> [PROBLEM]:
Report only how many lines in the material contain "your".

> [DATA IN THIS EXERCISE]:
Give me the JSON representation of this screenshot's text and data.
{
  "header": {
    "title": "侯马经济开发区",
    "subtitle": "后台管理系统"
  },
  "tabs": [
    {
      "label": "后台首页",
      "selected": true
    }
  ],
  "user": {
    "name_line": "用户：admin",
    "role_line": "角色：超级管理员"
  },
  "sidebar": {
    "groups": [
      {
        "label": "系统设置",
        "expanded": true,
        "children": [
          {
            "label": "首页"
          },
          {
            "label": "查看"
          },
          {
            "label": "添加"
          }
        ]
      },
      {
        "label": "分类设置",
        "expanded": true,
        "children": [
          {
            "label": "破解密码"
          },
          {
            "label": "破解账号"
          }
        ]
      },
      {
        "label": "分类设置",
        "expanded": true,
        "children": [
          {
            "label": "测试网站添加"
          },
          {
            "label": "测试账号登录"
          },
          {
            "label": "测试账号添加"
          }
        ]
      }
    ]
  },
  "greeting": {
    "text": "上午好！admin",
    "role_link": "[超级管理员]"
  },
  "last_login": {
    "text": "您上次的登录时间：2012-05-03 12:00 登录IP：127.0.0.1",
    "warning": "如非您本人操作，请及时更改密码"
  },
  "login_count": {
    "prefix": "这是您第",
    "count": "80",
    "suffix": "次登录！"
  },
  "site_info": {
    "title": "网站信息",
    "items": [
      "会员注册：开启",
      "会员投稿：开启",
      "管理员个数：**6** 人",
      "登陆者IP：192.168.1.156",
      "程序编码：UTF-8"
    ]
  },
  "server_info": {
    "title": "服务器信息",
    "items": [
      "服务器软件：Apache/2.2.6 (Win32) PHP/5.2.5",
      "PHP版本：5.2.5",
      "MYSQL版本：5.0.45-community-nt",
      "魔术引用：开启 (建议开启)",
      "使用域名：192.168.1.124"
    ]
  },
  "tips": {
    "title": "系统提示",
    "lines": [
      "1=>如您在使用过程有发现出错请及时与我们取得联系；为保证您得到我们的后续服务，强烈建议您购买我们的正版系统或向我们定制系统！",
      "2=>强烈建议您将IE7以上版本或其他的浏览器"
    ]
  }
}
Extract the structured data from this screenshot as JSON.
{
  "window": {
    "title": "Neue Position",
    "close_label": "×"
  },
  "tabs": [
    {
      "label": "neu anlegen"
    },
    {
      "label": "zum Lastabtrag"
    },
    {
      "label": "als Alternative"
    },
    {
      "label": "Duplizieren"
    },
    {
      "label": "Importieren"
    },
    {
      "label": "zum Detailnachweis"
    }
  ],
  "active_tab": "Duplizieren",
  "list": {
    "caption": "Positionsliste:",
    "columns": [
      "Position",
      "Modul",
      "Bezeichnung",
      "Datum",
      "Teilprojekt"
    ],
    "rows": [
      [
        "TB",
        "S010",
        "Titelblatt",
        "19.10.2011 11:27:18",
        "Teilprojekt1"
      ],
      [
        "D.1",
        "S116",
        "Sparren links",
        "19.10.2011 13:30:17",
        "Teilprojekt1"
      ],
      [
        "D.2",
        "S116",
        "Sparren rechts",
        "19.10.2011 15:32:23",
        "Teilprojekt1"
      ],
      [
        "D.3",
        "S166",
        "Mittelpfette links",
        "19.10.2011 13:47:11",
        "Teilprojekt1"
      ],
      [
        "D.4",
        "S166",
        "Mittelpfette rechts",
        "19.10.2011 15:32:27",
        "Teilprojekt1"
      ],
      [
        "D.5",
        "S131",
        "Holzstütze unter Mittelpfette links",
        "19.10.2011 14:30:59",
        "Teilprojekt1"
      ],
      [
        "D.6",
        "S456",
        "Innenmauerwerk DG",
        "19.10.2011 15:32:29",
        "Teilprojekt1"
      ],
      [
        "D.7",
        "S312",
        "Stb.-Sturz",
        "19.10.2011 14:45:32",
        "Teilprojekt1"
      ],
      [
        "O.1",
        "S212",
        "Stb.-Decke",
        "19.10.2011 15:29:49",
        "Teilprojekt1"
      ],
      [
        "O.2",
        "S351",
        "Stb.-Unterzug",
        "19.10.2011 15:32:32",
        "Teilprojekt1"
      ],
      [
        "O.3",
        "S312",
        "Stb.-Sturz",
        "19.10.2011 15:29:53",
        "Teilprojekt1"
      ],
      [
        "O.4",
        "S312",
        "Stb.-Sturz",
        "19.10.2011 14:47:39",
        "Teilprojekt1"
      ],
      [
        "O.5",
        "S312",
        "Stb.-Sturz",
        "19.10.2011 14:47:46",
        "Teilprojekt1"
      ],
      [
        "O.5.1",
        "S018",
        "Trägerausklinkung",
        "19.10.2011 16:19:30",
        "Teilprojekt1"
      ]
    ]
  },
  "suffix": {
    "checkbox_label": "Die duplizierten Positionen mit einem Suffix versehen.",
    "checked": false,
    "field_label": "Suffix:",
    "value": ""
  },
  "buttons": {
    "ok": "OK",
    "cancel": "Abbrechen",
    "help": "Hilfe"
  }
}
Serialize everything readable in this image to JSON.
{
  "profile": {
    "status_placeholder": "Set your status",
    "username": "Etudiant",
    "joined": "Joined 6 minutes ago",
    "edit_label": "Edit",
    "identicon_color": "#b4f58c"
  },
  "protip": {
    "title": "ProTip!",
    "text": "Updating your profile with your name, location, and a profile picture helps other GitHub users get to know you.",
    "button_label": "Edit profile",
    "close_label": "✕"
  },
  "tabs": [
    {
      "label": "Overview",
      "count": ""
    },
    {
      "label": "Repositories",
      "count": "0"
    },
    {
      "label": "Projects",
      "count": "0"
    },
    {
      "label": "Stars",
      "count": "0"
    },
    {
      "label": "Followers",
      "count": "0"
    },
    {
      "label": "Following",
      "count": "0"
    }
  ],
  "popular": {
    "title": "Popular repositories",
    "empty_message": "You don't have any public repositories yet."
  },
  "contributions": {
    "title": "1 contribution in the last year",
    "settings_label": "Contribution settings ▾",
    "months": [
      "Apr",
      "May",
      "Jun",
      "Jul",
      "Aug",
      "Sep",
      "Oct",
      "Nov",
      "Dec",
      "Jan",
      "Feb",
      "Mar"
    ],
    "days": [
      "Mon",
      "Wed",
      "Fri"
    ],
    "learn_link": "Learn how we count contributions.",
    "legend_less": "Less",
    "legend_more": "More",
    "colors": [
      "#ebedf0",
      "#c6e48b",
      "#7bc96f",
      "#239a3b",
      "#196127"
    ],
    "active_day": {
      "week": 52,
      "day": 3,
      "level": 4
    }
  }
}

> [RESULT OF THIS EXERCISE]:
2